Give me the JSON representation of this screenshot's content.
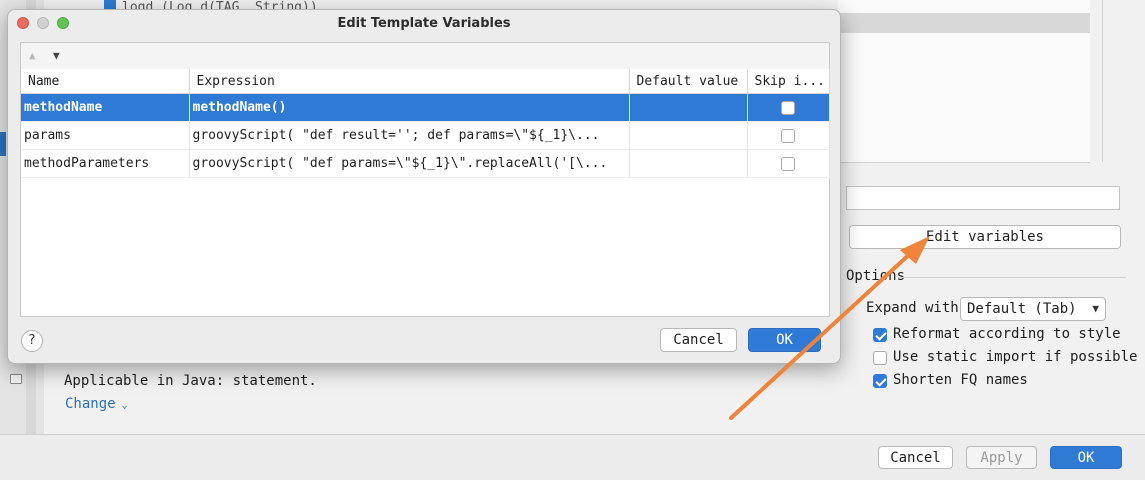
{
  "background": {
    "top_item": "logd (Log.d(TAG, String))",
    "edit_variables_label": "Edit variables",
    "options_label": "Options",
    "expand_with_label": "Expand with",
    "expand_with_value": "Default (Tab)",
    "options": [
      {
        "label": "Reformat according to style",
        "checked": true
      },
      {
        "label": "Use static import if possible",
        "checked": false
      },
      {
        "label": "Shorten FQ names",
        "checked": true
      }
    ],
    "applicable_text": "Applicable in Java: statement.",
    "change_link": "Change",
    "buttons": {
      "cancel": "Cancel",
      "apply": "Apply",
      "ok": "OK"
    }
  },
  "dialog": {
    "title": "Edit Template Variables",
    "columns": [
      "Name",
      "Expression",
      "Default value",
      "Skip i..."
    ],
    "rows": [
      {
        "name": "methodName",
        "expression": "methodName()",
        "default": "",
        "skip": false,
        "selected": true
      },
      {
        "name": "params",
        "expression": "groovyScript(  \"def result='';  def params=\\\"${_1}\\...",
        "default": "",
        "skip": false,
        "selected": false
      },
      {
        "name": "methodParameters",
        "expression": "groovyScript(  \"def params=\\\"${_1}\\\".replaceAll('[\\...",
        "default": "",
        "skip": false,
        "selected": false
      }
    ],
    "help": "?",
    "cancel_label": "Cancel",
    "ok_label": "OK"
  },
  "colors": {
    "accent": "#2f7ad4",
    "annotation_arrow": "#f0823a"
  }
}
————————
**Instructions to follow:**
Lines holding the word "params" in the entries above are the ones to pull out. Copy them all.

**Answer to this task:**
        "name": "params",
        "expression": "groovyScript(  \"def result='';  def params=\\\"${_1}\\...",
        "expression": "groovyScript(  \"def params=\\\"${_1}\\\".replaceAll('[\\...",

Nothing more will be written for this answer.